Network operators like Optus don’t face the hurdle of scale but, against a traditional MNO, Amaysim has a far lower cost base.
Consider this: Optus offers two sim-only plans, five prepay plans and five postpaid plans. Each of those plans comes with multiple handset options so complexity builds quickly. Amaysim offers just four plans with no handsets, instantly removing significant costs imposed by multiple deals and, in particular, handset subsidies.
The distribution model also differs. Amaysim has no stores, few staff (140 vs Telstra’s army of thousands) and 40% of its activations and 80% of its charges are paid online. Typically, retail activations are ten times as costly as those made online, so savings accumulate quickly and are reflected in lower prices.
There is also the obvious benefit from leasing rather than owning the network. Optus spends about $1bn annually on improvements to its networks; this year it is expected to spend $1.8bn. Amaysim can avoid those massive capital calls and still benefit from them. Unlike Optus, it doesn’t have to sink much cash to grow.
The business model itself should generate generous cash flow. Not only does it collect monthly fees from customers, but under the network agreement, Optus pays Amaysim an upfront fee for every customer it collects. That fee is then repaid over 24 months from customer billings granting Amaysim a generous cash flow advantage. Optus, rather than banks, funds growth.
A likely future
Amaysim’s share price fell almost 40% after it announced its interim results in February. While the results themselves were fine, the market was spooked by dramatically slower subscriber growth; the business added 185,000 customers in 2014 but just 85,000 last year. If customer growth were to halt, so would the march of profits.
|2018 EBITDA margin (%)||10||12||15|
|Dep. & Amort. ()||3||3||3|
|Net profit ()||21||25||32|
|Div. yield (%)||4.2||5.1||6.4|
However, since last year, Amaysim has triggered a wholesale price review and lowered prices. Its retail plans, which were outdated and expensive, are once again competitive and recent trading conditions have been strong according to management. The ability to trigger price reviews means margins should remain stable although there will be lags. We view the share price plunge as an opportunity rather than a red flag.
Assuming Amaysim will reach 1m subscribers by 2017 – it currently has over 800,000 – and that average revenue per user remains stable at $27 per month, we estimate revenue of $324m by 2017.
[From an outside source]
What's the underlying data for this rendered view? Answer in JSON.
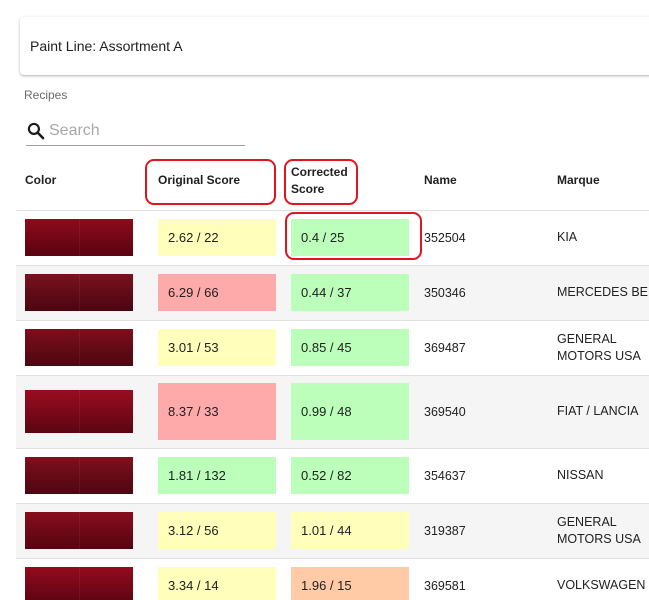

Margins remain the tricky part. Internationally, MVNOs typically generate EBITDA margins of 10–15% depending on size and competition. Amaysim, as the largest MVNO, should be able to get margins up to 15%, from 10% today.
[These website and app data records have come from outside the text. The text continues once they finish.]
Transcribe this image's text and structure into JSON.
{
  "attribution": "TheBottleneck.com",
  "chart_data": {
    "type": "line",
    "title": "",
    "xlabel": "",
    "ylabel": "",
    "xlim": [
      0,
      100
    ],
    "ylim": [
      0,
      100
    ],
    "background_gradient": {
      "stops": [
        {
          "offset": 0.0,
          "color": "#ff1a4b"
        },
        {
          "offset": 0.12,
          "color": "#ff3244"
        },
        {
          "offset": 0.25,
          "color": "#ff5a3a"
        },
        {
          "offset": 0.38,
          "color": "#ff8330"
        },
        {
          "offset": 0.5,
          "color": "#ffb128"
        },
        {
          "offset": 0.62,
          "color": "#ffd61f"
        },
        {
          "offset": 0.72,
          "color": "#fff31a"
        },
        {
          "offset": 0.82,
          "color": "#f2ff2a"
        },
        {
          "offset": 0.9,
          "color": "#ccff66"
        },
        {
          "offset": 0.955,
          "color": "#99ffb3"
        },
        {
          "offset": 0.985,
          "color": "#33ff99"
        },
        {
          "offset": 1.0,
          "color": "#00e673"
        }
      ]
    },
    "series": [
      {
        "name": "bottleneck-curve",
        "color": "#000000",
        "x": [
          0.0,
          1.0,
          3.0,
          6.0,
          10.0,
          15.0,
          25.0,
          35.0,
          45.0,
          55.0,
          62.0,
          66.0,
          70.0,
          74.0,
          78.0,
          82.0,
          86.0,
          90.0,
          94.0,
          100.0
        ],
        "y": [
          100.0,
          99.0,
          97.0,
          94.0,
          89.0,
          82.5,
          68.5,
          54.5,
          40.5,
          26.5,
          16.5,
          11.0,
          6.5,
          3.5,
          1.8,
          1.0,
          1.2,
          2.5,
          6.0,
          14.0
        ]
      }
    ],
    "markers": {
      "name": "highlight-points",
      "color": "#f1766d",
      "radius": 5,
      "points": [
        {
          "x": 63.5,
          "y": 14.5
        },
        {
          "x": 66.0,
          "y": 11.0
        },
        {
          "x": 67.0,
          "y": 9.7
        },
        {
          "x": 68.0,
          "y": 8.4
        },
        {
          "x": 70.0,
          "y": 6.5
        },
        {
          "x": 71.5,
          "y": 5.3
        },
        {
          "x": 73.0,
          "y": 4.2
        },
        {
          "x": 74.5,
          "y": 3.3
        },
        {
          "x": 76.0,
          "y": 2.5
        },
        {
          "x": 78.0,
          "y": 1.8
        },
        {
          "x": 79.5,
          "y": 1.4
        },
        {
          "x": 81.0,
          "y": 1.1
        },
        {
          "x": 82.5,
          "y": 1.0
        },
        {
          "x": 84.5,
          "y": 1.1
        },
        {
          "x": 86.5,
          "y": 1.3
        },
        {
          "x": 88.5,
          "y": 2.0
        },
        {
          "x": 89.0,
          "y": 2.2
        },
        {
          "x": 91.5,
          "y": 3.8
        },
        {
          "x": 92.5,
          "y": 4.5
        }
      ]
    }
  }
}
In Table 2 we've set out three scenarios, with margins at 10%, 12% and 15%. If Amaysim can claim a 15% margin by the end of 2017, we expect EBITDA of $48m and net profit of $32m. At today’s prices, that translates to a price-earnings ratio (PER) of 11 and – assuming a 70% payout ratio – a dividend yield of over 6%.
Even if margins remained at 10% – which we think is unlikely but possible – the business should generate net profit of $20m, giving a PER of 17 and a yield of 4%. That's dear but far from disastrous. The risk-reward payoff is attractive.
We can imagine a disastrous scenario for this business: a network fault that drove customers away from Optus, or being forced off the Optus network. These events could lead to worse outcomes than our 10% margin case and adds extra risk. This means it won't suit conservative investors and, even for those that are comfortable with more risk, we recommend a maximum portfolio weighting of just 3%.
Yet with 65% of handsets now out of contract and the MVNO sector generating strong growth, Amaysim boasts attractive economics and profit potential that isn’t being recognised by its current share price. We’re upgrading to SPECULATIVE BUY.